With daylight it is time to sift through our catch, gently lifting the egg boxes out and removing our treasure into small pots, to be examined, identified and the released back into the garden.

A little worn, but still a beauty. A Buff Ermine

So often maligned as small, brown and boring, moths show a huge variety of shapes, size and colour, with even those that appear just brown having subtle patterns and beauty… if you have the patience to see it.

Occasionally amongst these subtle moths there is a beauty…like a buff ermine, or a swallow prominent, and occasionally there is a beast…like a privet hawkmoth.

May be a beast, but also a beauty. A Privet Hawkmoth

Today’s catch consisted of 68 moths of 21 different species. The most common being large yellow underwing, but interesting species included a brimstone moth, two nutmegs and a rather cool spectacle. 

A rather cool Spectacle

Sunday, 12 August 2012

A Mini Roost

Dusk was falling over the reed bed at Cranwich, the sky a washed out pale blue, the hazy clouds highlighted by brilliant gold lending definition to the swirling edges. As the evening progressed the sky turned dusky pink. Once again the site is flooded, the dark water rising over the banks and creating rivers along the paths that shimmer in the evening light. 

The sun setting over Cranwich

As dusk settled around two nets cutting through the reeds a boom box played the calls of swallows. At this time of year this summer migrant starts to flock together, roosting in reed beds  getting ready for their long journey south. It is the perfect time to catch them in large numbers. 

With the nets set and the sound of swallows floating out across the reeds we retreated to wait. Around us the reed bed settled into the night shift, small birds darted between the trees looking for a safe place to slumber, jackdaws called noisily, a hobby zipped past, a mere shadow in the evening light. The bugs came out to play, buzzing around our heads, tickling arms, ears and noses. While some birds were heading for bed, others were waking up... the kewik of a male tawny owl answered by the hoouh....ho, ho ho hoooouh of the female. Silently the silhouette of an owl swoops overhead, black on dark blue...

With just enough light left to see we returned to the net, and there seemingly waiting patiently were four birds, one juvenile reed warbler and three swallows. Not a large roost catch, but a catch non the less. 

A young swallow by torch light

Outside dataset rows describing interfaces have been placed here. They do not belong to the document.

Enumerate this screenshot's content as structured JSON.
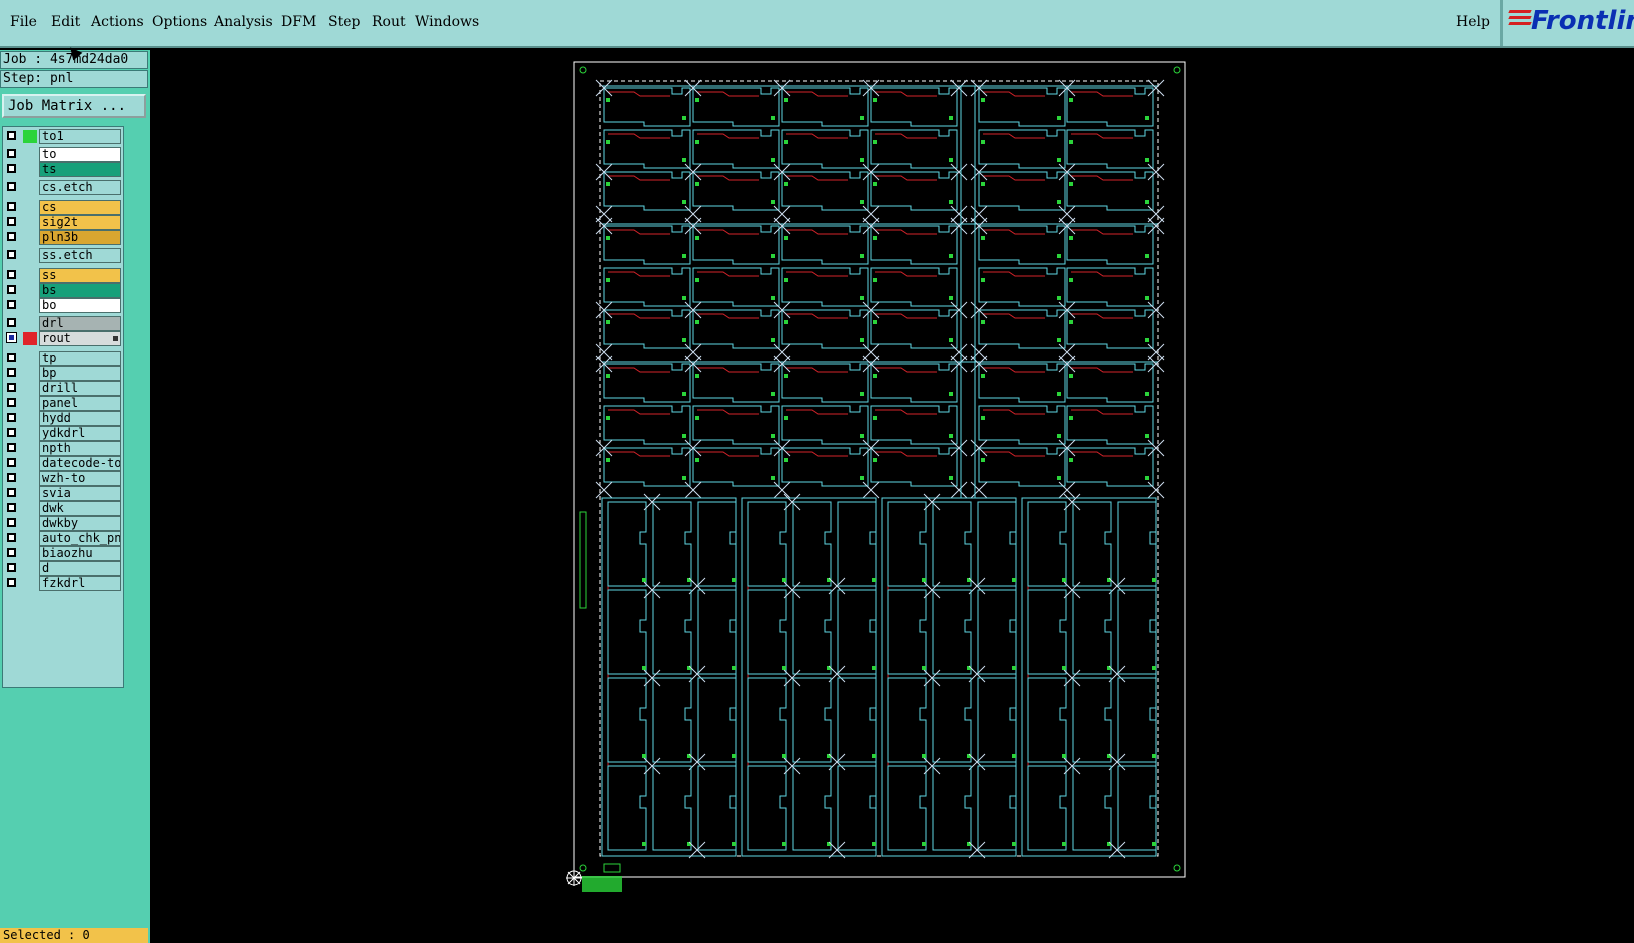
{
  "menubar": {
    "items": [
      {
        "label": "File",
        "name": "menu-file"
      },
      {
        "label": "Edit",
        "name": "menu-edit"
      },
      {
        "label": "Actions",
        "name": "menu-actions"
      },
      {
        "label": "Options",
        "name": "menu-options"
      },
      {
        "label": "Analysis",
        "name": "menu-analysis"
      },
      {
        "label": "DFM",
        "name": "menu-dfm"
      },
      {
        "label": "Step",
        "name": "menu-step"
      },
      {
        "label": "Rout",
        "name": "menu-rout"
      },
      {
        "label": "Windows",
        "name": "menu-windows"
      }
    ],
    "help": "Help",
    "logo": "Frontline"
  },
  "job": {
    "job_line": "Job : 4s7md24da0",
    "step_line": "Step: pnl",
    "job_matrix_label": "Job Matrix ..."
  },
  "layers": [
    {
      "name": "to1",
      "bg": "#9fd9d6",
      "swatch": "#2bd43a",
      "checked": false
    },
    {
      "name": "to",
      "bg": "#ffffff",
      "swatch": "",
      "checked": false
    },
    {
      "name": "ts",
      "bg": "#17a07a",
      "swatch": "",
      "checked": false
    },
    {
      "name": "cs.etch",
      "bg": "#9fd9d6",
      "swatch": "",
      "checked": false
    },
    {
      "name": "cs",
      "bg": "#f2c24a",
      "swatch": "",
      "checked": false
    },
    {
      "name": "sig2t",
      "bg": "#f2c24a",
      "swatch": "",
      "checked": false
    },
    {
      "name": "pln3b",
      "bg": "#d9a630",
      "swatch": "",
      "checked": false
    },
    {
      "name": "ss.etch",
      "bg": "#9fd9d6",
      "swatch": "",
      "checked": false
    },
    {
      "name": "ss",
      "bg": "#f2c24a",
      "swatch": "",
      "checked": false
    },
    {
      "name": "bs",
      "bg": "#17a07a",
      "swatch": "",
      "checked": false
    },
    {
      "name": "bo",
      "bg": "#ffffff",
      "swatch": "",
      "checked": false
    },
    {
      "name": "drl",
      "bg": "#a6b3b2",
      "swatch": "",
      "checked": false
    },
    {
      "name": "rout",
      "bg": "#d7dcdc",
      "swatch": "#e0242a",
      "checked": true
    },
    {
      "name": "tp",
      "bg": "#9fd9d6",
      "swatch": "",
      "checked": false
    },
    {
      "name": "bp",
      "bg": "#9fd9d6",
      "swatch": "",
      "checked": false
    },
    {
      "name": "drill",
      "bg": "#9fd9d6",
      "swatch": "",
      "checked": false
    },
    {
      "name": "panel",
      "bg": "#9fd9d6",
      "swatch": "",
      "checked": false
    },
    {
      "name": "hydd",
      "bg": "#9fd9d6",
      "swatch": "",
      "checked": false
    },
    {
      "name": "ydkdrl",
      "bg": "#9fd9d6",
      "swatch": "",
      "checked": false
    },
    {
      "name": "npth",
      "bg": "#9fd9d6",
      "swatch": "",
      "checked": false
    },
    {
      "name": "datecode-to",
      "bg": "#9fd9d6",
      "swatch": "",
      "checked": false
    },
    {
      "name": "wzh-to",
      "bg": "#9fd9d6",
      "swatch": "",
      "checked": false
    },
    {
      "name": "svia",
      "bg": "#9fd9d6",
      "swatch": "",
      "checked": false
    },
    {
      "name": "dwk",
      "bg": "#9fd9d6",
      "swatch": "",
      "checked": false
    },
    {
      "name": "dwkby",
      "bg": "#9fd9d6",
      "swatch": "",
      "checked": false
    },
    {
      "name": "auto_chk_pnl",
      "bg": "#9fd9d6",
      "swatch": "",
      "checked": false
    },
    {
      "name": "biaozhu",
      "bg": "#9fd9d6",
      "swatch": "",
      "checked": false
    },
    {
      "name": "d",
      "bg": "#9fd9d6",
      "swatch": "",
      "checked": false
    },
    {
      "name": "fzkdrl",
      "bg": "#9fd9d6",
      "swatch": "",
      "checked": false
    }
  ],
  "status": {
    "selected": "Selected : 0"
  },
  "colors": {
    "outline": "#5fd7e3",
    "route": "#d4232a",
    "pad": "#2bd43a",
    "frame": "#ffffff"
  }
}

By the light of torches, surrounded by the blackness and stillness of the night we took a look at our catch, and we were pleased to see two young swallows along with a glorious adult female. It has been a such a poor breeding season for so many birds, with swallows one of the hardest hit as the rain deluged the country and the insect population faltered. With these two young birds comes the knowledge that at least some have managed to fledge, the prayer that they will make it back next year and the hope that next summer will be drier....